Page 160 - Wouldst softly speak, and stroke my head and smile) Could those few pleasant hours again appear, Might one wish bring them, would I wish them here? I would not trust my heart — the dear delight Seems so to be desired, perhaps I might.
Page 158 - I heard the bell toll'd' on thy burial day, I saw the hearse that bore thee slow away, And, turning from my nursery window, drew A long, long sigh, and wept a last adieu ! But was it such ? — It was.
Page 158 - But gladly, as the precept were her own: And, while that face renews my filial grief, Fancy shall weave a charm for my relief, Shall steep me in Elysian reverie, A momentary dream that thou art she. My mother! when I learned that thou wast dead, Say, wast thou conscious of the tears I shed? Hovered thy spirit o'er thy sorrowing son, Wretch even then, life's journey just begun? Perhaps thou gavest me, though unfelt, a kiss: Perhaps a tear, if souls can weep in bliss — Ah, that maternal smile! it...
Page 160 - I would not trust my heart — the dear delight Seems so to be desired, perhaps I might — But no — what here we call our life is such, So little to be loved, and thou so much, That I should ill requite thee to constrain Thy unbound spirit into bonds again.
Page 157 - With me but roughly since I heard thee last. Those lips are thine — thy own sweet smile I see, The same that oft in childhood solaced me ; Voice only fails, else how distinct they say, " Grieve not, my child, chase all thy fears away...
Page 159 - Thy nightly visits to my chamber made, That thou mightst know me safe and warmly laid; Thy morning bounties ere I left my home, The biscuit, or...

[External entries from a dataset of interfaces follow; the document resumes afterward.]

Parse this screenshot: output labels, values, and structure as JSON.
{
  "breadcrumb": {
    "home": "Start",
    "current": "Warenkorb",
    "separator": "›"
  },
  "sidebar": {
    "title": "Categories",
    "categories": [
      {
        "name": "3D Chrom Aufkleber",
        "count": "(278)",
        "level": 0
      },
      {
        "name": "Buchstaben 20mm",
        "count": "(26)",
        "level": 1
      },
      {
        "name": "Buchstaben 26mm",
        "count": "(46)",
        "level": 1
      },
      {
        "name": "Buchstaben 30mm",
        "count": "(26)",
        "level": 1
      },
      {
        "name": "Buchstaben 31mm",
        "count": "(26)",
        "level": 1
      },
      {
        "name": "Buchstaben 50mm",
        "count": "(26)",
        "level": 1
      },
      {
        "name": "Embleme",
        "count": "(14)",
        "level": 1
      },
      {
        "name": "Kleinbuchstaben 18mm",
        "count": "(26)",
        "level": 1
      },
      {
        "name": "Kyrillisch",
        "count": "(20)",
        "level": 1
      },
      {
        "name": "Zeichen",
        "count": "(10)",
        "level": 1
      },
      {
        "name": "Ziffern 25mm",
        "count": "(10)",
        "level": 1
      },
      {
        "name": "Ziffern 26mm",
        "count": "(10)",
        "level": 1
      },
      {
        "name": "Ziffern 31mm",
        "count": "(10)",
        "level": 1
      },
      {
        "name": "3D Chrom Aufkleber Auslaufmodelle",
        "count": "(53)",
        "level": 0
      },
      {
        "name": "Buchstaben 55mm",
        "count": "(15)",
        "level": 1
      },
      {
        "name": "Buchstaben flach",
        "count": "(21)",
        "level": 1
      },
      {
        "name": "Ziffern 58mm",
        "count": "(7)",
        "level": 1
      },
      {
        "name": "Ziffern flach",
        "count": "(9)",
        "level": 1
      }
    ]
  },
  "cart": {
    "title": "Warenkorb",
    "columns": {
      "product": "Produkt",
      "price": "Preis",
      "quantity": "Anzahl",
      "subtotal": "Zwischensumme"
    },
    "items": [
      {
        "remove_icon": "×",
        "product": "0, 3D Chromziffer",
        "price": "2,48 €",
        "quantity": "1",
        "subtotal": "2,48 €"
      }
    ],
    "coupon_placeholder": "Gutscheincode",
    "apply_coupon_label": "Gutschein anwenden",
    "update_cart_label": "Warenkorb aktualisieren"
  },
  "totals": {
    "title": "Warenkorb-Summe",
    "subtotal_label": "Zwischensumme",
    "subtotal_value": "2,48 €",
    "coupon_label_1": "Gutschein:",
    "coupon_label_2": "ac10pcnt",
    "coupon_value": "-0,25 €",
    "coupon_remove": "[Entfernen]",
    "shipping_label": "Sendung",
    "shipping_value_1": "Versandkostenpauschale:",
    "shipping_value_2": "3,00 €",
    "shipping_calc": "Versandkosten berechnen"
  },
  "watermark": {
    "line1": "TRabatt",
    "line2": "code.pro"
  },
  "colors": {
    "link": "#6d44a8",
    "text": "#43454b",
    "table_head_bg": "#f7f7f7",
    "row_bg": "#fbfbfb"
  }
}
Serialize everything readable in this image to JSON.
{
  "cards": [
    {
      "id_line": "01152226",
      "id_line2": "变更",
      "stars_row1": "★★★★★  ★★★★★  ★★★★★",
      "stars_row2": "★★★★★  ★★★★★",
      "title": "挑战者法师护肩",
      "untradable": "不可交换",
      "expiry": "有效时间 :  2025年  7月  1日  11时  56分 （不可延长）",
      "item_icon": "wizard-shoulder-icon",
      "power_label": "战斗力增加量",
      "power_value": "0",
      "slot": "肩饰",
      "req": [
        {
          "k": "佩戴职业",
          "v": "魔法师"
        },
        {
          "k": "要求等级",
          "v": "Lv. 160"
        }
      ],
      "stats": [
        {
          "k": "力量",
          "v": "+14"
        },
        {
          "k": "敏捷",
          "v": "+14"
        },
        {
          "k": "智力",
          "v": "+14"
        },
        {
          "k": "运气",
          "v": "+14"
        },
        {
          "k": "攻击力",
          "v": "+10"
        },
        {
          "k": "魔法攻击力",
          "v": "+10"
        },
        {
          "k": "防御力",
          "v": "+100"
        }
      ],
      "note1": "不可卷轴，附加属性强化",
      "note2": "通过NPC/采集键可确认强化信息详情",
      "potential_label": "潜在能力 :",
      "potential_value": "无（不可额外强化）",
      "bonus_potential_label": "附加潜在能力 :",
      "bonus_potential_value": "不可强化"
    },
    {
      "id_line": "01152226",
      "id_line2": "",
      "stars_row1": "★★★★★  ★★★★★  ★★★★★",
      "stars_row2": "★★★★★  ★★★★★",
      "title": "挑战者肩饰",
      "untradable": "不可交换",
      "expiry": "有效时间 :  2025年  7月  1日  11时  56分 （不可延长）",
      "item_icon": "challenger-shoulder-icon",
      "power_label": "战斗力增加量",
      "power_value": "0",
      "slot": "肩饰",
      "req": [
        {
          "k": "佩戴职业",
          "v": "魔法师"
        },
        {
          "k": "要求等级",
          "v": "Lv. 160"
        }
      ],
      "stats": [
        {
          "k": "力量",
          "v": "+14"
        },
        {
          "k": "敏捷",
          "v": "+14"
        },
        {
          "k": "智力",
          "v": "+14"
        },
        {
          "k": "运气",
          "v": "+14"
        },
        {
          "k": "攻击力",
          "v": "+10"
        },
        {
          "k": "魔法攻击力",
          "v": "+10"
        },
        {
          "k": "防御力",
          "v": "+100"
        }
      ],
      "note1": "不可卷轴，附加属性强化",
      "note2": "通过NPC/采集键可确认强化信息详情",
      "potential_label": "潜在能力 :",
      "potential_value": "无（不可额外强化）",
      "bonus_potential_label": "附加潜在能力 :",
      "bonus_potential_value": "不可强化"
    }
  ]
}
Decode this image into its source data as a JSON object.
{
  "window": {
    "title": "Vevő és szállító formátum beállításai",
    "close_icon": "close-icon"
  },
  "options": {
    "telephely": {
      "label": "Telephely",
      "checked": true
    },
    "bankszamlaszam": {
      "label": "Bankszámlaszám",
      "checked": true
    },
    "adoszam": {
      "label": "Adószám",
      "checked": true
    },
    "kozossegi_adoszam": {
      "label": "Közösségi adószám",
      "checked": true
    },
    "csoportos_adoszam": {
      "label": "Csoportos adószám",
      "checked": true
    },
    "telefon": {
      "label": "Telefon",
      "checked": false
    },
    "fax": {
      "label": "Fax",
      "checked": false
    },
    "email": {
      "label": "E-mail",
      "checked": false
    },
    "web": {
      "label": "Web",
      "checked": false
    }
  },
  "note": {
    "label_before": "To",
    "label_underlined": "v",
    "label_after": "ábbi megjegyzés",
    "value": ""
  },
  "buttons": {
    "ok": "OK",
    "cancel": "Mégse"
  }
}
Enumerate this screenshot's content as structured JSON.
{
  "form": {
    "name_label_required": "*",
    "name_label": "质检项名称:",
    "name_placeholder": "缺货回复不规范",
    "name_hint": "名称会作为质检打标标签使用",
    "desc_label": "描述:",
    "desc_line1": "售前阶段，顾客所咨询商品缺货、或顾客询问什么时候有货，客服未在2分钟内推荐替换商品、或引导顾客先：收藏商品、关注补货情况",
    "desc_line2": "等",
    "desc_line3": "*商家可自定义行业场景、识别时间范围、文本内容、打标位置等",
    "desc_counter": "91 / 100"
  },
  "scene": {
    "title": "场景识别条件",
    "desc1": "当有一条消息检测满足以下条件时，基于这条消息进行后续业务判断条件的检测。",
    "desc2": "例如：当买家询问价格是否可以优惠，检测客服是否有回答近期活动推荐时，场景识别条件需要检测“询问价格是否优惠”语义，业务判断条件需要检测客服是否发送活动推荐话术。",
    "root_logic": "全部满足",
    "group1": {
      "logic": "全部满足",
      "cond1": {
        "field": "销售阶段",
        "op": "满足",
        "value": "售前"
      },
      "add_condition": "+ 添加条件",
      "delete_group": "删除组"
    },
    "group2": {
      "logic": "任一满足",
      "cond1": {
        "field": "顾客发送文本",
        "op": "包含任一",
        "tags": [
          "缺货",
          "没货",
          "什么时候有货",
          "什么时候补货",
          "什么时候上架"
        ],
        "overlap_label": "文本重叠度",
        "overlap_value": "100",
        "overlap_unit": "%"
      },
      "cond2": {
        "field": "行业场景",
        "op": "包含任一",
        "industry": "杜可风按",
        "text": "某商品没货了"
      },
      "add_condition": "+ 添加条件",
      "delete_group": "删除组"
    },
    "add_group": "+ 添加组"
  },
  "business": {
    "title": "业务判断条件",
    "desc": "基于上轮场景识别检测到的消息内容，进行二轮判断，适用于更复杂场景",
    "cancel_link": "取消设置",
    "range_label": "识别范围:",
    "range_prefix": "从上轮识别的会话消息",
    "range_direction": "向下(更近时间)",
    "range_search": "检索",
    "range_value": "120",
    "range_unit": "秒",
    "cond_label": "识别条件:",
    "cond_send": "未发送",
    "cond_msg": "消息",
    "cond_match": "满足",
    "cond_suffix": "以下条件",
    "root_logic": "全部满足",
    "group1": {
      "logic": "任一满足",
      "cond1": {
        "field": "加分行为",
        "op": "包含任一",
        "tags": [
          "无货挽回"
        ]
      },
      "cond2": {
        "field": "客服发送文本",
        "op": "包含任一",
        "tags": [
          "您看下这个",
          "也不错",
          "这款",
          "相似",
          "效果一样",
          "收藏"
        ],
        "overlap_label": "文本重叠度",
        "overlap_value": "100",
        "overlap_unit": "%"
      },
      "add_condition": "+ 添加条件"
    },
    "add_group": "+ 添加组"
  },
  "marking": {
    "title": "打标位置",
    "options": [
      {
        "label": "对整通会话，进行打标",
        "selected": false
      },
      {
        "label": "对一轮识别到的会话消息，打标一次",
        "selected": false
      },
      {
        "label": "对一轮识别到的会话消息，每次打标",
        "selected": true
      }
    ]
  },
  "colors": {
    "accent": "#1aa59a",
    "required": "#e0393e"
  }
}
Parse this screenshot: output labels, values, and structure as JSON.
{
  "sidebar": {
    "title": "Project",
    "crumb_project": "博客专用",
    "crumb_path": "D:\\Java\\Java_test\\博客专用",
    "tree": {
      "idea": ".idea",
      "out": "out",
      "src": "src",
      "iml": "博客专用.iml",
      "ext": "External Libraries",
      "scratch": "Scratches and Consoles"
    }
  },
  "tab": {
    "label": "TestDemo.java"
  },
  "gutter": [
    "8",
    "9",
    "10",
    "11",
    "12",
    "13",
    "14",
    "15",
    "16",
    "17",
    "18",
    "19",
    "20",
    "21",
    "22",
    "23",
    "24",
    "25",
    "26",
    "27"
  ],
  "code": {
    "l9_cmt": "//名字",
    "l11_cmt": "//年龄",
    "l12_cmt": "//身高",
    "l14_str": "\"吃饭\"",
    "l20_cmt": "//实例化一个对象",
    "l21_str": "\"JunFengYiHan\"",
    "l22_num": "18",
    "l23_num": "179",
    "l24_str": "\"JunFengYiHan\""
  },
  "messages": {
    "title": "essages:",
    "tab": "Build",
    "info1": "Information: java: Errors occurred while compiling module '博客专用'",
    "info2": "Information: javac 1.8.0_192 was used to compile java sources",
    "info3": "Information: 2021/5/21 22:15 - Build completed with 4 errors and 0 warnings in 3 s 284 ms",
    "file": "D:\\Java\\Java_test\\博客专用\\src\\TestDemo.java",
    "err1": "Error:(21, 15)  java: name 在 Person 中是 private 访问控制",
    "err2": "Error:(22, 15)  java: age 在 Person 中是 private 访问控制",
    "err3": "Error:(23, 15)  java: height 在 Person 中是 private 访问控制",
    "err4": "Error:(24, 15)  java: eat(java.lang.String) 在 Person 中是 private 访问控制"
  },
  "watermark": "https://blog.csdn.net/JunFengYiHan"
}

Page 159 - I less deplored thee, ne'er forgot Where once we dwelt our name is heard no more, Children not thine have trod my nursery floor ; And where the gardener Robin, day by day, Drew me to school along the public way, Delighted with my bauble coach, and wrapt In scarlet mantle warm, and velvet capt, 'Tis now become a history little known, That once we called the pastoral house our own.
Page 44 - Lo! where this silent marble weeps, A Friend, a Wife, a Mother sleeps: A Heart, within whose sacred cell The peaceful Virtues lov'd to dwell. Affection warm, and Faith sincere, And soft Humanity were there. In agony, in death resign'd, She felt the Wound she left behind.